*AIM OF THE TASK*: Go over the data and copy out each line with "title" in it.

*PROVIDED ENTRIES*:
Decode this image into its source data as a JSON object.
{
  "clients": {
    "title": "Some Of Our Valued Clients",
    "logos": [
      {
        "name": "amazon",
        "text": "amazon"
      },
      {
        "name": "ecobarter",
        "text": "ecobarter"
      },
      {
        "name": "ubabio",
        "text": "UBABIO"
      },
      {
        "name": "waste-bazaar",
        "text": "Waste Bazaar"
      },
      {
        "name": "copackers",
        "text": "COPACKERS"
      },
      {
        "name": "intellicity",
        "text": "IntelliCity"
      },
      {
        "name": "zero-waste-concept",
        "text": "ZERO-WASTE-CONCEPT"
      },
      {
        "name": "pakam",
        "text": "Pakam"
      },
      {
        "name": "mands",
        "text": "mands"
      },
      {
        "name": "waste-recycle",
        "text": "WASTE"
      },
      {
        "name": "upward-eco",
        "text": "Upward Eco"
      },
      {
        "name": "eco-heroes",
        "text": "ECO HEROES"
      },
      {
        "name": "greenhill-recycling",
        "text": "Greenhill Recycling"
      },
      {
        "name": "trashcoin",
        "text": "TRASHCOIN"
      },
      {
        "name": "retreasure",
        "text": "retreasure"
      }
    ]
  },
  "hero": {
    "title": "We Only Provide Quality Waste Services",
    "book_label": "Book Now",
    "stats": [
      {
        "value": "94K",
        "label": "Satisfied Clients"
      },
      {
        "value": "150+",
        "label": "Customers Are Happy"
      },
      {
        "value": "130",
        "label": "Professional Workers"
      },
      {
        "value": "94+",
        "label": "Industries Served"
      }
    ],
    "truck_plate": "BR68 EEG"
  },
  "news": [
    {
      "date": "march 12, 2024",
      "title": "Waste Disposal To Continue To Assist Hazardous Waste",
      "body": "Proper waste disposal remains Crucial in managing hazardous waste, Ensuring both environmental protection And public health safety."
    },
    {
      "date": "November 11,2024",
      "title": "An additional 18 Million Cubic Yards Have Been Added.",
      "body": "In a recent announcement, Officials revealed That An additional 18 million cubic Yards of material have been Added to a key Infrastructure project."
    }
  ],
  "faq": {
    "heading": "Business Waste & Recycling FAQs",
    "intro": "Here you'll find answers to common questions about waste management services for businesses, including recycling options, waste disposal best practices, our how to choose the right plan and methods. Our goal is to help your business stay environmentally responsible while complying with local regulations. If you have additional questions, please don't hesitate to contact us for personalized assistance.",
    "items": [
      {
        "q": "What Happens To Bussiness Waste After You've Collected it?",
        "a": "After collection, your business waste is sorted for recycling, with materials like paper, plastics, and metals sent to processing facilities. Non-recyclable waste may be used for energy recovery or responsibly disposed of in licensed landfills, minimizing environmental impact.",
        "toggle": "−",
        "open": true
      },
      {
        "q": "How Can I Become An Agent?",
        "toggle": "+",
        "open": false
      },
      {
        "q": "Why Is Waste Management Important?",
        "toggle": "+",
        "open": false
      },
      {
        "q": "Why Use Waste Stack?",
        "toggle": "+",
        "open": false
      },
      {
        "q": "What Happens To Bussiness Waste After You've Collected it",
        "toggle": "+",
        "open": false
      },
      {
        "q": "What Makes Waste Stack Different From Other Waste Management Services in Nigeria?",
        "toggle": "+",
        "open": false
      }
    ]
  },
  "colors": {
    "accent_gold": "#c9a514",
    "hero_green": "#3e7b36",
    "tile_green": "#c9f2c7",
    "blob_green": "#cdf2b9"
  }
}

*ANSWER BELOW*:
    "title": "Some Of Our Valued Clients",
    "title": "We Only Provide Quality Waste Services",
      "title": "Waste Disposal To Continue To Assist Hazardous Waste",
      "title": "An additional 18 Million Cubic Yards Have Been Added.",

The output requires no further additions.